Even though iOS 7 is far from hitting our iDevices any time soon, it is, however, kind of fun to dream up what Apple might include in its next major release of the OS. Below, I’ve come up with a shortlist of features and improvements that I think Apple could incorporate into the OS in order to make it that much better:
User Interface improvements
If you pay close attention to any of Apple’s apps, you’ll notice that they try to resemble a related object, for example, the Contacts app looks strikingly similar to an actual contacts book that you may have used in the past. This is called skeuomorphism, and while it has no real function, little things like this help people to understand what the app does.

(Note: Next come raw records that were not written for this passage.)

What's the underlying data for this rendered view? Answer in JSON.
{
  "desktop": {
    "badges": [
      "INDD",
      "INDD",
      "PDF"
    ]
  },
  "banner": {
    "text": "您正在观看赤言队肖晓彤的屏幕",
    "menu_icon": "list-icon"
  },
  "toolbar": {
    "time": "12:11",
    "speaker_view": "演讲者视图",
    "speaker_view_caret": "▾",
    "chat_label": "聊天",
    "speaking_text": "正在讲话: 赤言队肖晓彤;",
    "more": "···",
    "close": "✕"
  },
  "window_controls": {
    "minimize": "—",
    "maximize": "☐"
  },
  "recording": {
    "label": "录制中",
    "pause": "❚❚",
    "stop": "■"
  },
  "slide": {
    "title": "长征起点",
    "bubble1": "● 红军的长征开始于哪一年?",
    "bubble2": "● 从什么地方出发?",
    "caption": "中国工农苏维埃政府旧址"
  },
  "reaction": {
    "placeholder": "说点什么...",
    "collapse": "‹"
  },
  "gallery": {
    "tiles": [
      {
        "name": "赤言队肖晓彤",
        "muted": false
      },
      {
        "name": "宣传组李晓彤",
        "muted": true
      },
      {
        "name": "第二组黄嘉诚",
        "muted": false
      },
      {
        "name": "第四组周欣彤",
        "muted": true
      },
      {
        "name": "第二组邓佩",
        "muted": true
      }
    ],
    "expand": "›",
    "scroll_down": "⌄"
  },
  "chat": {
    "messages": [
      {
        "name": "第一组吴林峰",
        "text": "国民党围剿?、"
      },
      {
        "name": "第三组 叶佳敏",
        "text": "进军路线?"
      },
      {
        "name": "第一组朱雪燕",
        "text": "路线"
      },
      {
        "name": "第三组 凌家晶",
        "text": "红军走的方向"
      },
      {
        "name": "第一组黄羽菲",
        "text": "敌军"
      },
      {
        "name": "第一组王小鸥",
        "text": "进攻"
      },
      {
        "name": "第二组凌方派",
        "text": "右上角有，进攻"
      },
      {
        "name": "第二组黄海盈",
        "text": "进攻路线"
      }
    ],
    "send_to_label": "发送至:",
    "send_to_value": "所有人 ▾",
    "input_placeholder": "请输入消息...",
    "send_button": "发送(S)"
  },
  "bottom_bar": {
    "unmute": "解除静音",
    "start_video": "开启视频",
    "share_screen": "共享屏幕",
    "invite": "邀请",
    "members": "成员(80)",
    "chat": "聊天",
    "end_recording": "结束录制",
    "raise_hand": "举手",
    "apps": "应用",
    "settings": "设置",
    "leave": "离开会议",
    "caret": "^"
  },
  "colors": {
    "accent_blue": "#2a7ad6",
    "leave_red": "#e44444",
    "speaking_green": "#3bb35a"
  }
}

Mostly, Apple uses skeuomorphism quite well in its products, in fact, it’s what makes Apple products so approachable to those who aren’t computer literate. However, it does limit designers from using designs that are more abstract. Jony Ive, who now has a say in the software aspects of a product, and who reportedly isn’t a fan of skeuomorphism, may be the one who phases out the practise to allow more contemporary designs, while hopefully being able to retain the same ease-of-use that Apple products are renowned for. To be honest though, we probably won’t necessarily see a radical overhaul in this release of iOS. Overhauls of this size take a long time to perfect, so it could be more likely that we may see a major UI overhaul in iOS 8 (or later) rather than iOS 7.
The Verge has a great concept for how the lock screen, for example, could be redesigned here.

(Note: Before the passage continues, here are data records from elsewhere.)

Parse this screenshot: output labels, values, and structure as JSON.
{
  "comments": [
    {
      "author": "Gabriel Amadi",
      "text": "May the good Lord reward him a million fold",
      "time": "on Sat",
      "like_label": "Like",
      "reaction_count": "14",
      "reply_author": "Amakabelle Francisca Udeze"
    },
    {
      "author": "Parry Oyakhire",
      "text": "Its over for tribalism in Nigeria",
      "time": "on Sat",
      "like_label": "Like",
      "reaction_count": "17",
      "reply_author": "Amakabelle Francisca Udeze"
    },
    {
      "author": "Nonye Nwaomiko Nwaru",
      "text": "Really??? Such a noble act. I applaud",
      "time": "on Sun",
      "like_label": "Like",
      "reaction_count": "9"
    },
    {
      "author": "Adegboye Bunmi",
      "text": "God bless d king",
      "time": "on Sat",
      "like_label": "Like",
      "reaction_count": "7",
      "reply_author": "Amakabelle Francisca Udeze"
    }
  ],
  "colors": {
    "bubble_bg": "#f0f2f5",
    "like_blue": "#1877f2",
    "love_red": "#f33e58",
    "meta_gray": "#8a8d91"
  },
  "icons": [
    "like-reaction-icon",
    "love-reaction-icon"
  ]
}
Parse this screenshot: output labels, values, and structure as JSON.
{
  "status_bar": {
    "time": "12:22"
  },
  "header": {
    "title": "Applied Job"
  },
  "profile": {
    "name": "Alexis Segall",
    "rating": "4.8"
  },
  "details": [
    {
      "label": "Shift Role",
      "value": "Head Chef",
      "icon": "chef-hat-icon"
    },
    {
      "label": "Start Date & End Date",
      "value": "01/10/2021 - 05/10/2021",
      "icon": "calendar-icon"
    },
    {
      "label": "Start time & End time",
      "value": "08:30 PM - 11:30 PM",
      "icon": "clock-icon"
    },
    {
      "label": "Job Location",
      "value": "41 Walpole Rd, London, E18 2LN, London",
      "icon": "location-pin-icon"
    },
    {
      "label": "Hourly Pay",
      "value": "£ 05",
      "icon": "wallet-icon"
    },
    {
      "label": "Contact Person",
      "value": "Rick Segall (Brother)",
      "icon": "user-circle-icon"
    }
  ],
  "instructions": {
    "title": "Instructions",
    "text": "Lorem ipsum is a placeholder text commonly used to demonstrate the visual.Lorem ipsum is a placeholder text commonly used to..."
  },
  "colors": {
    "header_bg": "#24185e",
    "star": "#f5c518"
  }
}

Widgets (or something similar)
As most iPhone/iPad users are probably aware, it is sometimes cumbersome to have to launch an app every time to check your Facebook notifications, the latest news/weather or the sports scores. While iOS 5 and 6 tried to alleviate some of the headache with the Notifications Center and Facebook Integration, the implementation of widget APIs for developers will let users see the latest information by simply looking at the widget (or whatever Apple’s interpretation of a widget is). The video above shows how such a feature (as well as many other features) could be implemented into iOS.

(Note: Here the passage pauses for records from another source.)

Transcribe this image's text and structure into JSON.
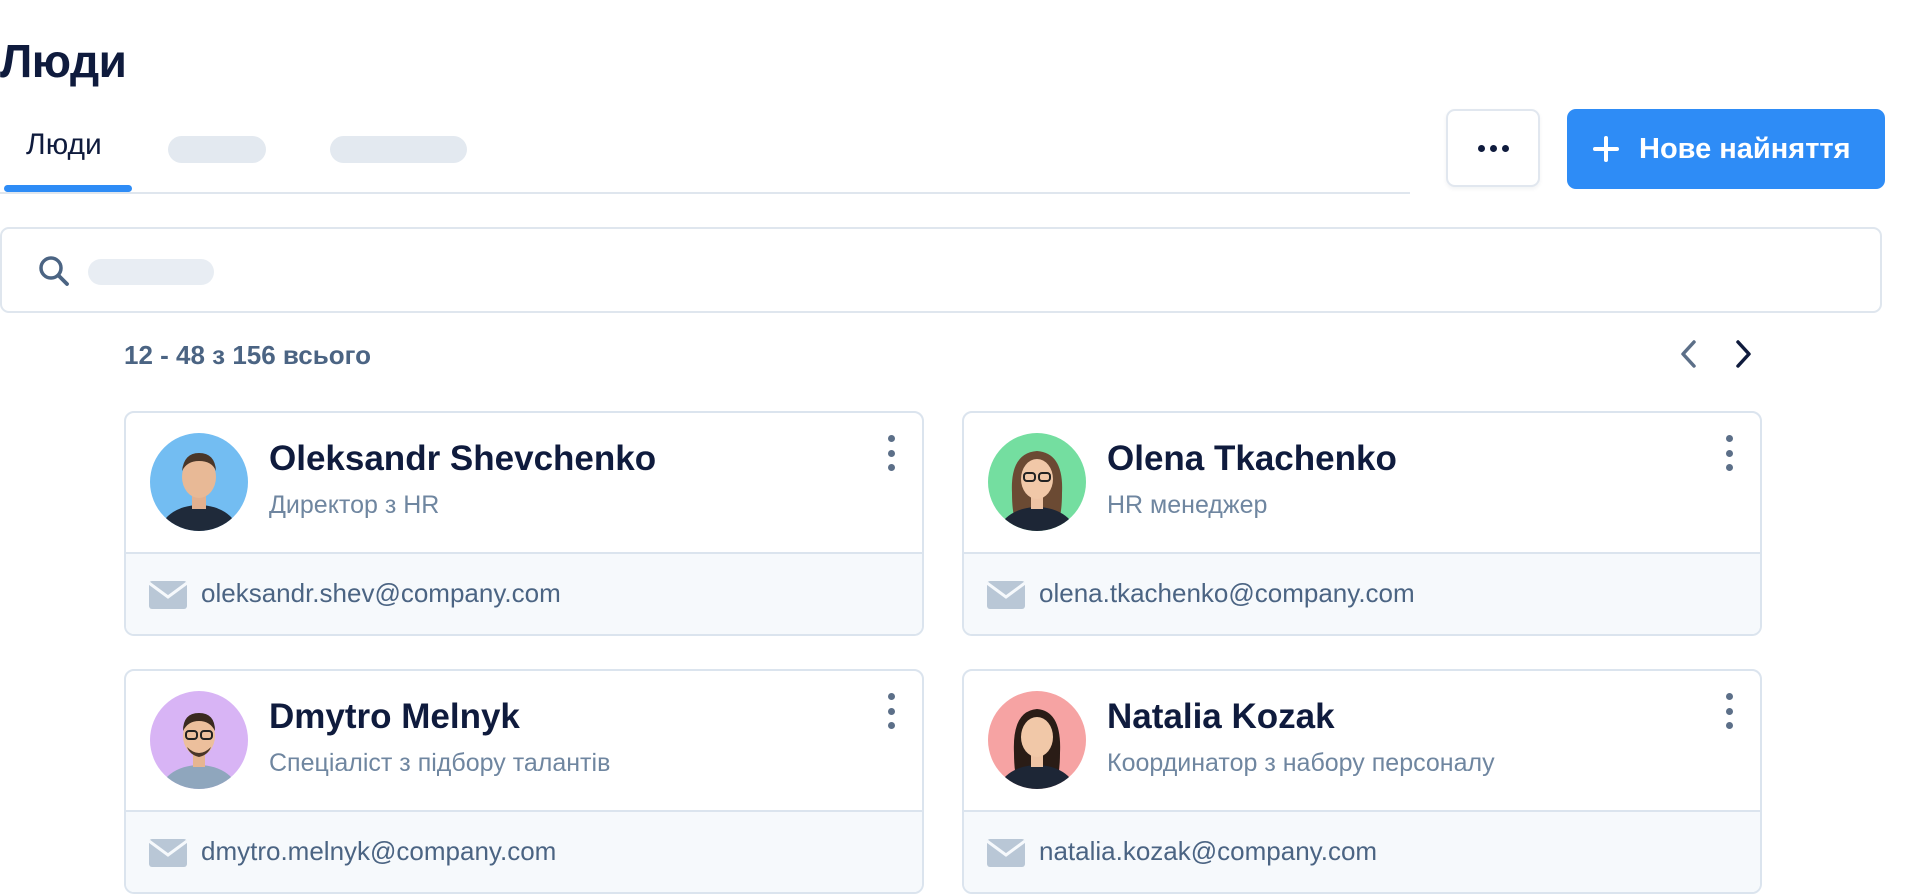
{
  "page": {
    "title": "Люди"
  },
  "tabs": {
    "active_label": "Люди"
  },
  "actions": {
    "more_label": "•••",
    "new_hire_label": "Нове найняття"
  },
  "pagination": {
    "summary": "12 - 48 з 156 всього"
  },
  "people": [
    {
      "name": "Oleksandr Shevchenko",
      "role": "Директор з HR",
      "email": "oleksandr.shev@company.com",
      "avatar_color": "#73bdf2"
    },
    {
      "name": "Olena Tkachenko",
      "role": "HR менеджер",
      "email": "olena.tkachenko@company.com",
      "avatar_color": "#74dea0"
    },
    {
      "name": "Dmytro Melnyk",
      "role": "Спеціаліст з підбору талантів",
      "email": "dmytro.melnyk@company.com",
      "avatar_color": "#d8b4f5"
    },
    {
      "name": "Natalia Kozak",
      "role": "Координатор з набору персоналу",
      "email": "natalia.kozak@company.com",
      "avatar_color": "#f6a3a3"
    }
  ],
  "colors": {
    "accent": "#2e8cf6",
    "text": "#0f1b3d",
    "muted": "#6f86a0",
    "border": "#dbe4ee"
  }
}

Settings in the Notifications Center
Again, as most iPhone users in particular would be aware, it is an absolute pain to change basic settings such as the screen brightness, Bluetooth and Wi-Fi on iOS. In Apple’s mind, these settings don’t really need to be accessed that often, so it’s just fine to leave them in the Settings app, but in real life, this is not the case. At certain times you might want your Bluetooth on, at other times you might not. The same goes for Airplane Mode. Thankfully, jailbreakers have come up with an effective solution you can see above. The only problem now is that you must have a jailbroken iOS device, so if you don’t want to break free of iOS’s walled garden, you’ll have to live without it until Apple decides to do their own take of it.
Improved Maps Application
This is a given. Without a doubt, Apple and its map data providers have been working tirelessly to fix the many problems users have been encountering since its public release. In iOS 7, any problems that relate to the actual application inside iOS should be fixed.
AirDrop is a neat little feature in OS X that lets you transfer files between Macs by simply dragging files to the AirDrop folder in the Finder, much like the AirForShare app found in the iOS App Store. It is a really handy feature, and it could become even more handier if the feature is added to iOS devices. Yes, iCloud is meant to do pretty much the same thing autonomously, but giving people the option to drag and drop videos, pictures, documents and possibly even music without syncing can make life a little easier for those who want to transfer content to their iOS devices at short notice.
Choice of weather service on the native weather app
I’m not sure whether this is the case for the US (or anywhere else), but here in Australia, the Weather app built into iOS is hopelessly inaccurate. There have been countless times when the temperature is a few degrees off, or the forecast is wrong, compared to other weather services. There are many really good weather apps available on the App Store, but turning to them will mean that you’ll have to sacrifice all the integratedness of the native weather app, including Siri functionality. So allowing other services to supply the data to the app would obviously give users more choice, and will allow them to access more precise weather predictions.
Third party API for Siri
Siri, even though still in beta, has some massive potential for interacting better with your iOS device. The beta tag may be on Siri for a little while longer because of speech recognition problems and long waiting times that are experienced by some users, but once those problems are worked out, it will let Apple do more exciting things with the technology. One of the things that I hope Apple will do is allow app developers to incorporate Siri right into their apps. Imagine, for example, asking Siri to change songs in services like Spotify or Rdio, or to fetch new articles that may have been published on Flipboard. Again, we may not see Siri exit the beta stages in iOS 7, but once it does, the possibilities would be endless.
As it stands today, iOS is outstanding in terms of how it gives life to most of Apple’s mobile devices. It looks playful and easy to use, while still remaining powerful enough to do things that most people would have previously thought were impossible to do on a mobile device. In short, it’s a wonderful mobile platform, but as I’ve discussed here, it can get much better with just some slight improvements.
Update: We have a part 2 to our iOS 7 (and beyond) article. Head here to check it out.